Other things, Sargon of Akkad has a willingness -- not as much as some dedicated ideologues of course -- to frame broad generalities about those people he dislikes, to assign and describe their points of view in general ideological terms "the social justice warriors are fundamentally authoritarians, not libertarians" (lightly paraphrasing). As I said earlier, this lightly contradicts his self-directed claim of having no ideology -- he has an ideological orientation and he is willing to label himself as the "libertarian" (in the narrow sense of being the opposite of social authoritarians a la the political compass). I actually think this is a bit odd for an ESI; it makes me wonder about LSI as well which would be broadly reasonable. But in either case, the willingness to occasionally make broad generalizations shows lesser detachment and lesser emphasis of independent-mindedness.
Truthfully, the most important reason that I think Sargon of Akkad is more likely the ESI, has to do with experience of reading this kind of character.
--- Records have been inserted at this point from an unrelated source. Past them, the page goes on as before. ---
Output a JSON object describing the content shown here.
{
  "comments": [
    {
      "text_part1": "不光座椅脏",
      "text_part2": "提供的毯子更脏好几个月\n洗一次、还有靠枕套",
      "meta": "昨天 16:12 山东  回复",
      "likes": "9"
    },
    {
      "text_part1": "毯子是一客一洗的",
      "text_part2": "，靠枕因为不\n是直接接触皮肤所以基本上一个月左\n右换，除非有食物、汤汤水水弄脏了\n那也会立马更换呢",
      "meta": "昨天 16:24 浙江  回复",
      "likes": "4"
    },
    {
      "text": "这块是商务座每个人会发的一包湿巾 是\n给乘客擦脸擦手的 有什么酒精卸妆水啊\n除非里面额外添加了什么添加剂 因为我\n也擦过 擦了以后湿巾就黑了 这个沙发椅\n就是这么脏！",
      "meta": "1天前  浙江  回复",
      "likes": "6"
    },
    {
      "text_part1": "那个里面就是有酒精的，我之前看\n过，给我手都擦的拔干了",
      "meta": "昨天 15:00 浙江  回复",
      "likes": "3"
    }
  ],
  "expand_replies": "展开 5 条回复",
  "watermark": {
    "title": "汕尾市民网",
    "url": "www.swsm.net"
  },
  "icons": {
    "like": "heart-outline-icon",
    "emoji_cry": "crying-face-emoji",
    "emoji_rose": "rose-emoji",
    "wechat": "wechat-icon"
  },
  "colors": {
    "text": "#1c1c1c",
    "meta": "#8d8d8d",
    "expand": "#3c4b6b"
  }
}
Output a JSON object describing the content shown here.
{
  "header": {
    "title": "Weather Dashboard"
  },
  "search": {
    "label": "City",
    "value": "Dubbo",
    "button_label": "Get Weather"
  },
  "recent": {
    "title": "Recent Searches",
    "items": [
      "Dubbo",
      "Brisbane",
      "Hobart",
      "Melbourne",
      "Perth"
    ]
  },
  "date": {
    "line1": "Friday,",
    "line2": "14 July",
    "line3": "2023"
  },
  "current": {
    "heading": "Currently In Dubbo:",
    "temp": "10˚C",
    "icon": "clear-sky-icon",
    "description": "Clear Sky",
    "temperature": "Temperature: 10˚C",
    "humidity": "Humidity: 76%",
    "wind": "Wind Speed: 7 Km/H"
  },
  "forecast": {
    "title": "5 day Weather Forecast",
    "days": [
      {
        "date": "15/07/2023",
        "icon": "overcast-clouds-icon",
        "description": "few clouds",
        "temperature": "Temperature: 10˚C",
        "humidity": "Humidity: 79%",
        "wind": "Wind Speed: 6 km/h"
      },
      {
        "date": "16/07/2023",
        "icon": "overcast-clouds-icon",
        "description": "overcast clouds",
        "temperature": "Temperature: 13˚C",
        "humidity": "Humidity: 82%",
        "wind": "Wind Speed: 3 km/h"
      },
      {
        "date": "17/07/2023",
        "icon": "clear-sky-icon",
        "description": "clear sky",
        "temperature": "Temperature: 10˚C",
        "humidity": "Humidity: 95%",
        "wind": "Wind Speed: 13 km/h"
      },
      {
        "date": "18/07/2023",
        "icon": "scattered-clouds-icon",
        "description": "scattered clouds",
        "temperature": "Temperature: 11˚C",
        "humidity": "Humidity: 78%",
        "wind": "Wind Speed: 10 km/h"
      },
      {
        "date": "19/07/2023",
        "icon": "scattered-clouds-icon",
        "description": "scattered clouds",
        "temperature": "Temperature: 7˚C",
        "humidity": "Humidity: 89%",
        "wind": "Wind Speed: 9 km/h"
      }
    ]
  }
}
The most relevant example which comes to mind, maybe others have thought of it also -- slightly imperfect but still very similar in attitude -- is, of course, the late Christopher Hitchens, also a deeply uncompromising and principled intellectual.